From yesterday’s post about Haringey’s outdoor smoking ban:
“Now Labour’s municipal killjoys have been caught with a smoking gun, trying to ban adults enjoying their local pub garden. If implemented, these ill-founded proposals would lead to massive pub closures.”
To which Joe L responded:
Well, it’s good that they openly admitted an outdoor smoking ban “would infringe on people’s freedom and lead to pub closures,” but they conveniently ignored the effects of the indoor bans. Are we supposed to believe that the indoor bans had none of these negative effects?
Very good point.
In fact, I think we may deduce that Marcus Jones, the Minister for Local Government, almost certainly does think that the UK indoor smoking ban, which was voted into existence by Labour’s parliamentary killjoys, infringed on people’s freedom, and led to massive pub closures.
How massive? Pub Curmudgeon keeps a tally in the top left corner of his blog, which I reproduce here. To date, 16,955 pubs have closed since 1 July 2007. From memory, there were about 65,000 pubs in the UK in July 2007. So about 26% of them have closed over the past 10 years. Or maybe at least 26% of them have closed. Not long ago I read that 25% of the pubs in Ireland had closed after the smoking ban of 29 March 2004. So 25% looks like it’s about par for the course.
Actually, I’m surprised that more pubs haven’t closed. Back when I lived in Devon, before the ban I used to head for the pub nearly every day for a single pint and a few meditative cigarettes. After the ban I only ever went to sit outside in the garden, beside the river, on warm, sunny days. That meant that from October to March, I never went at all. And for the remaining 6 months of the year, I probably only went there on one day in every four, because the English climate in summer isn’t warm and sunny every single day. So I personally went to pubs at about 15% of the rate I had before the ban. Some smokers never went back at all.
But pretty much all the pubs re-invented themselves as pub-restaurants. They lost most of their former smoking clientele, and replaced them with families. The River even had its own French chef for a while. And in Herefordshire where I now live, it’s exactly the same. All the Herefordshire pubs whose gardens I frequent are now pub-restaurants. Only a few of them retain a small residual clientele of smokers. Most of their custom comes from people who stop by for lunch, and leave immediately afterwards, quite possibly never to return.
But the residual population of smokers are undoubtedly valuable to the pubs. I noticed last week that one of my local pub-restaurants had set out a new set of ashtrays on the outdoor tables. They did the same last year, but they were all promptly stolen. This year they don’t seem to have been stolen yet. And if the residual population of smokers makes up 20% of UK pub customers, pub garden smoking bans would indeed result in another massive wave of pub closures.
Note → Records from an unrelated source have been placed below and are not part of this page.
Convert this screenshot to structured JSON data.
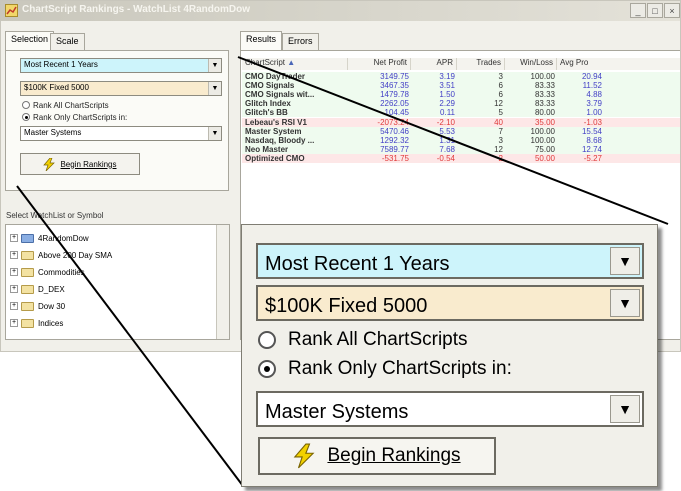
{
  "window": {
    "title": "ChartScript Rankings - WatchList 4RandomDow",
    "buttons": [
      "_",
      "□",
      "×"
    ]
  },
  "left_tabs": [
    "Selection",
    "Scale"
  ],
  "selection": {
    "period_value": "Most Recent 1 Years",
    "sizing_value": "$100K Fixed 5000",
    "radio_all": "Rank All ChartScripts",
    "radio_only": "Rank Only ChartScripts in:",
    "radio_selected": "only",
    "folder_value": "Master Systems",
    "begin_button": "Begin Rankings"
  },
  "watchlist": {
    "label": "Select WatchList or Symbol",
    "items": [
      "4RandomDow",
      "Above 200 Day SMA",
      "Commodities",
      "D_DEX",
      "Dow 30",
      "Indices"
    ]
  },
  "right_tabs": [
    "Results",
    "Errors"
  ],
  "results": {
    "columns": [
      "ChartScript",
      "Net Profit",
      "APR",
      "Trades",
      "Win/Loss",
      "Avg Pro"
    ],
    "sort_indicator": "▲",
    "rows": [
      {
        "name": "CMO DayTrader",
        "net": "3149.75",
        "apr": "3.19",
        "trades": "3",
        "wl": "100.00",
        "avg": "20.94",
        "neg": false
      },
      {
        "name": "CMO Signals",
        "net": "3467.35",
        "apr": "3.51",
        "trades": "6",
        "wl": "83.33",
        "avg": "11.52",
        "neg": false
      },
      {
        "name": "CMO Signals wit...",
        "net": "1479.78",
        "apr": "1.50",
        "trades": "6",
        "wl": "83.33",
        "avg": "4.88",
        "neg": false
      },
      {
        "name": "Glitch Index",
        "net": "2262.05",
        "apr": "2.29",
        "trades": "12",
        "wl": "83.33",
        "avg": "3.79",
        "neg": false
      },
      {
        "name": "Glitch's BB",
        "net": "104.45",
        "apr": "0.11",
        "trades": "5",
        "wl": "80.00",
        "avg": "1.00",
        "neg": false
      },
      {
        "name": "Lebeau's RSI V1",
        "net": "-2073.24",
        "apr": "-2.10",
        "trades": "40",
        "wl": "35.00",
        "avg": "-1.03",
        "neg": true
      },
      {
        "name": "Master System",
        "net": "5470.46",
        "apr": "5.53",
        "trades": "7",
        "wl": "100.00",
        "avg": "15.54",
        "neg": false
      },
      {
        "name": "Nasdaq, Bloody ...",
        "net": "1292.32",
        "apr": "1.31",
        "trades": "3",
        "wl": "100.00",
        "avg": "8.68",
        "neg": false
      },
      {
        "name": "Neo Master",
        "net": "7589.77",
        "apr": "7.68",
        "trades": "12",
        "wl": "75.00",
        "avg": "12.74",
        "neg": false
      },
      {
        "name": "Optimized CMO",
        "net": "-531.75",
        "apr": "-0.54",
        "trades": "2",
        "wl": "50.00",
        "avg": "-5.27",
        "neg": true
      }
    ]
  },
  "colors": {
    "period_bg": "#cdf4fb",
    "sizing_bg": "#f9ebce",
    "positive_row_bg": "#effbef",
    "negative_row_bg": "#fde7e7",
    "lightning": "#f2d100"
  },
  "icons": [
    "app-chart-icon",
    "lightning-icon",
    "folder-icon",
    "dropdown-arrow-icon"
  ]
}
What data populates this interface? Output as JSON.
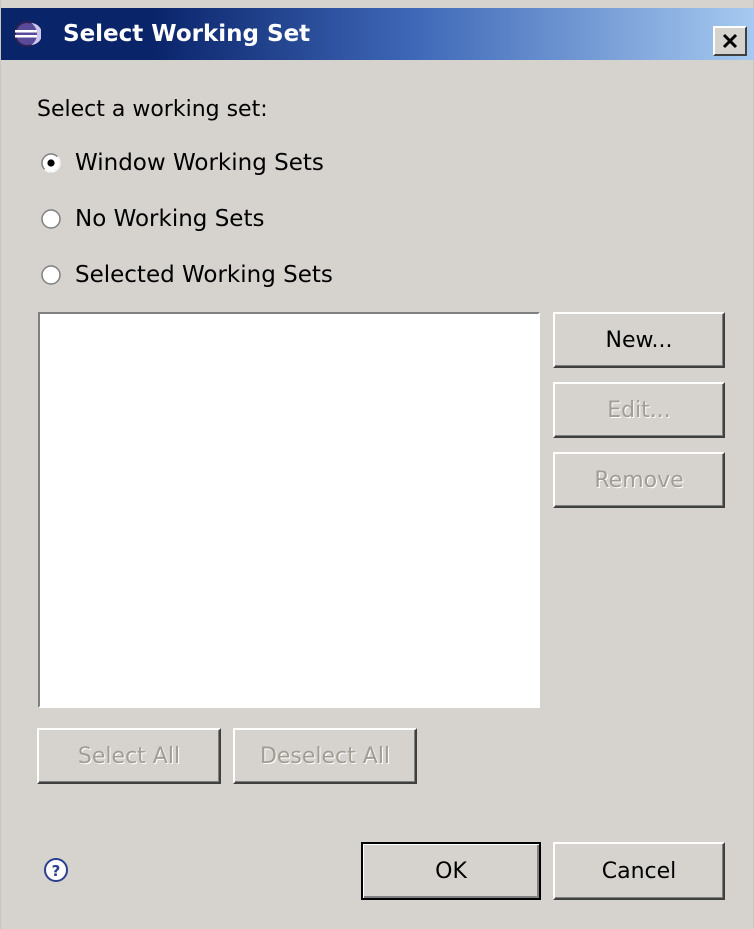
{
  "window": {
    "title": "Select Working Set",
    "close_label": "×"
  },
  "prompt": "Select a working set:",
  "radios": [
    {
      "label": "Window Working Sets",
      "checked": true
    },
    {
      "label": "No Working Sets",
      "checked": false
    },
    {
      "label": "Selected Working Sets",
      "checked": false
    }
  ],
  "working_sets": [],
  "side_buttons": {
    "new_label": "New...",
    "edit_label": "Edit...",
    "remove_label": "Remove"
  },
  "list_buttons": {
    "select_all_label": "Select All",
    "deselect_all_label": "Deselect All"
  },
  "footer": {
    "ok_label": "OK",
    "cancel_label": "Cancel",
    "help_icon": "question-mark-icon"
  },
  "colors": {
    "dialog_bg": "#d6d3ce",
    "title_start": "#0a246a",
    "title_end": "#a6caf0",
    "disabled_text": "#a19d95"
  }
}
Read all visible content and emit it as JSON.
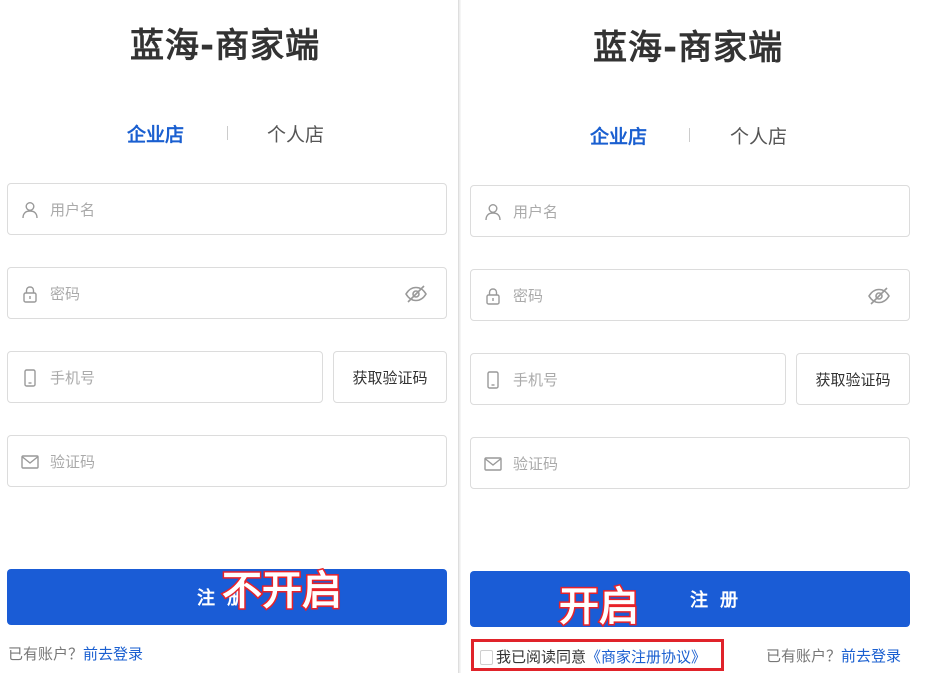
{
  "left": {
    "title": "蓝海-商家端",
    "tabs": [
      "企业店",
      "个人店"
    ],
    "username_placeholder": "用户名",
    "password_placeholder": "密码",
    "phone_placeholder": "手机号",
    "get_code_label": "获取验证码",
    "code_placeholder": "验证码",
    "submit_label": "注册",
    "overlay": "不开启",
    "login_prompt": "已有账户？",
    "login_link": "前去登录"
  },
  "right": {
    "title": "蓝海-商家端",
    "tabs": [
      "企业店",
      "个人店"
    ],
    "username_placeholder": "用户名",
    "password_placeholder": "密码",
    "phone_placeholder": "手机号",
    "get_code_label": "获取验证码",
    "code_placeholder": "验证码",
    "submit_label": "注册",
    "overlay": "开启",
    "agree_text": "我已阅读同意",
    "agree_link": "《商家注册协议》",
    "login_prompt": "已有账户？",
    "login_link": "前去登录"
  },
  "colors": {
    "primary": "#1a5cd6",
    "link": "#1a5fd0",
    "highlight_red": "#e0232a"
  },
  "icons": [
    "user-icon",
    "lock-icon",
    "eye-slash-icon",
    "phone-icon",
    "mail-icon"
  ]
}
If I’m surprised that more pubs haven’t closed, I’m equally surprised that the Conservatives haven’t used pub smoking bans as a very big stick with which to beat both the killjoys in the Labour party, and the killjoys in the Lib Dem party. Because 90% of Labour MPs, and 95% of Lib Dem MPs, voted for the indoor smoking ban. By contrast only about 30% of Conservative MPs did. I can imagine any number of jibes along the lines of “Vote Labour if you want to kill off the rest of the pubs and clubs in your constituency” or “Vote Labour if you want to destroy what’s left of British culture”.
Because, as far as I can see, and said so yesterday, that’s exactly what the Labour party of Jeremy Corbyn want to do. They want to completely destroy the entire culture, and replace it with something else.
But Conservatives seem to be unable to argue against “health measures” of any kind. Public Health trumps everything, even if the health measures are killing people in droves.